A global health pandemic doesn’t respect sovereign borders and the strong-man politics of taking back control. It requires us to stay local and be interdependent with neighbours. This is familiar ground for me. I wrote a book about how the global and the local intersect at street-level and about how the stories from the many streets that make up a nation is an expression of our collective wellbeing.
While many spend their lockdown days in their back gardens, ripping up weeds and tending seeds, others are cautiously unpacking pot plants in empty hotel rooms. Wherever the tactility of hand-holding and hugs is absent, we reach for and grasp signs of new life where we can find it.
I’m also a young woman with houseplants and window boxes in place of my own garden. Restrictions and financial uncertainty have pressed pause on immediate plans to move to a home with outdoor space. Like the cancelled holiday to visit relatives abroad and the hiatus on starting my own family, these are small, personal losses that accumulate to form a weighty and stubborn loss. It feels indulgent to vocalise these losses in the context of others grieving and exhausted from bereavement or tough life choices, but they are losses nonetheless. And after sadness and anger comes a quiet acceptance.

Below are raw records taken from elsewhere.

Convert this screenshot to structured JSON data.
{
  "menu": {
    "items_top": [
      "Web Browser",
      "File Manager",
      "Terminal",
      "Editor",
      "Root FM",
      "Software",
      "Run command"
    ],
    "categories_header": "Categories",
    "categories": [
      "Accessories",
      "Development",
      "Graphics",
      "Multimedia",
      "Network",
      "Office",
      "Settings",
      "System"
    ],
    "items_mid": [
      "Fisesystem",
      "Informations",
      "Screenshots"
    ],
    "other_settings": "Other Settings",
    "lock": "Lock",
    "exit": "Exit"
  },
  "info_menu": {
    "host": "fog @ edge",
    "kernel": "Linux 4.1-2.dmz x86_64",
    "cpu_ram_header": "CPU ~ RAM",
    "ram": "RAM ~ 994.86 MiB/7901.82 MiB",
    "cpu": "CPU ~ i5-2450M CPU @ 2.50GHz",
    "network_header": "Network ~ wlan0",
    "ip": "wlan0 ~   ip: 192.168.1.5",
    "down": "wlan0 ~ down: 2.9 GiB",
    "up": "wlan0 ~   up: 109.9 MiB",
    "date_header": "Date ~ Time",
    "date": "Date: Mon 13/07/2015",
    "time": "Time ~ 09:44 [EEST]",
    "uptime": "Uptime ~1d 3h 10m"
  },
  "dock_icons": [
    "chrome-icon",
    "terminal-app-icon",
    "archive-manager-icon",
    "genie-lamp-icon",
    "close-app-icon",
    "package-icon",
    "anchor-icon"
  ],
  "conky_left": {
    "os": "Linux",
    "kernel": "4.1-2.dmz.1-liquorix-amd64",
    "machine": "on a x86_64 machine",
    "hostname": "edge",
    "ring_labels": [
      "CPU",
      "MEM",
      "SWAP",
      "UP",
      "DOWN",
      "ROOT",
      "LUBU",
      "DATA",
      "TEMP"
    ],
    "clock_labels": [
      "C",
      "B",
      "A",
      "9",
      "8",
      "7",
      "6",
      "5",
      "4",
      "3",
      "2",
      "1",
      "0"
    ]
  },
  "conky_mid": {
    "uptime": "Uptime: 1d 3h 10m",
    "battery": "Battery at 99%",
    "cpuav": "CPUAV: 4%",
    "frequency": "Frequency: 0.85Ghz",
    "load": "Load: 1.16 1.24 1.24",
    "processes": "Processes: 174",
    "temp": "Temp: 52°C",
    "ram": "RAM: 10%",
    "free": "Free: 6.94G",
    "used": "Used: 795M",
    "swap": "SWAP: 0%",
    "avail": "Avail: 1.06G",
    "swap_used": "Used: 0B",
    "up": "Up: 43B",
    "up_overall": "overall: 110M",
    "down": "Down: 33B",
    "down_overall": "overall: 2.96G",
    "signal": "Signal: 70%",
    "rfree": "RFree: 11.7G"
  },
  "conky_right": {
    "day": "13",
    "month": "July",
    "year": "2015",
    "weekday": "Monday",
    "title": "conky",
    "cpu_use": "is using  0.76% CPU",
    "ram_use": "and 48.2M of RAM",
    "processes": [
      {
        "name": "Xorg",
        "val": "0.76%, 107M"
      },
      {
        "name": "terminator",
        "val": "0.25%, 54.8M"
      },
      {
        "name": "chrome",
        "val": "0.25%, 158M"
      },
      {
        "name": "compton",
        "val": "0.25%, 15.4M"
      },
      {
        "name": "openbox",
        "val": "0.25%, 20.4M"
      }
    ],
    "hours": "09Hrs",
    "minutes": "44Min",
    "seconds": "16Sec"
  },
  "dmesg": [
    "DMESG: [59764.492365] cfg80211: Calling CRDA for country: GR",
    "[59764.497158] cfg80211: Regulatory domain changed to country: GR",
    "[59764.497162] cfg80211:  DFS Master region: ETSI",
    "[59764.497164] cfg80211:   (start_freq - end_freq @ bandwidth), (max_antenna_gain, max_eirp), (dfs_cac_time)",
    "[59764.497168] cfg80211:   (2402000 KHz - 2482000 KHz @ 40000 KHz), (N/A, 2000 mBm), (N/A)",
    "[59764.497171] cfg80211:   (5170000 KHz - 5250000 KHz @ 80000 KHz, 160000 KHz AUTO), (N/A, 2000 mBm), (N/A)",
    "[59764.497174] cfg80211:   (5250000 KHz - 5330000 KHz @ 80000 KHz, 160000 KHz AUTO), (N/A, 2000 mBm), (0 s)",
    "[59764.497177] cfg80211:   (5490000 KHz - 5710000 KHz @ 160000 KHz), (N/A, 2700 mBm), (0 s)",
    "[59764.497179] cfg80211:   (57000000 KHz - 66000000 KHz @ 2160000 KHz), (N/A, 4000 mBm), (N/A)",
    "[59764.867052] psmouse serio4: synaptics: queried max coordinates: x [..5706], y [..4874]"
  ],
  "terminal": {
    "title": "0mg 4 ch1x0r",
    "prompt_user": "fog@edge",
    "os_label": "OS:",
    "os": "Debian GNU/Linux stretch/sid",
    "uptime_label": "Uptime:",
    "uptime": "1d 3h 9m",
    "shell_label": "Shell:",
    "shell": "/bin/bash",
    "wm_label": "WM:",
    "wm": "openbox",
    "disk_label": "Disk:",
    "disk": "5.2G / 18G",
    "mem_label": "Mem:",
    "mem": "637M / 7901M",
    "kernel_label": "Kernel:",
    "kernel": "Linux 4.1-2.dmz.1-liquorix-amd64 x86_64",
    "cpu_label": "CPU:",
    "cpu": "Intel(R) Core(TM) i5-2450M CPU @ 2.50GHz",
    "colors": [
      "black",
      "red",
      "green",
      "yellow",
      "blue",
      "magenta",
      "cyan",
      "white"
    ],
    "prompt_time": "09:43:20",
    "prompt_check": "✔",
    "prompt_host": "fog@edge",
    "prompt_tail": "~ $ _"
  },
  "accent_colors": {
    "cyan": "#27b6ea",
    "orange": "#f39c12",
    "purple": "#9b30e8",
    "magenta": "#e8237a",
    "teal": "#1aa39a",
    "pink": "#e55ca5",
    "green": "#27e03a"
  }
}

An acceptance that nothing lasts forever.
In her acclaimed essay for the Financial Times, author Arundhati Roy reminded us that “Historically, pandemics have forced humans to break with the past and imagine their world anew. This one is no different. It is a portal, a gateway between one world and the next.”
Here in the UK, we can still remember the recent past we have come from – February and early March of this year, when we kept calm and carried on as normal while the government sleep-walked us into a nightmare of denial about our readiness for a health crisis. The dereliction of public health duty may have been so grave that we will one day assess the decisions it led to as violations of the right to human dignity.
We don’t yet know where we’re headed. These are days suspended between the old world of profit and property before people and a potential brave, new world where the needs of the most vulnerable and marginalised, including the homeless, are prioritised.
I believe there was hope contained in the green leaves of the pot plant that my new neighbour brought with her-hope for a fairer, kinder world where we can all feel safe, secure and have our dreams realised. And I am hopeful that the enforced pause will be a chance to take stock of the priorities we want to carry with us into whatever happens next.
Dignity is hope’s companion. There is dignity in checking loss and knowing that the work of re-imagining the future is hard. We can always spare a little dignity, for ourselves and one another.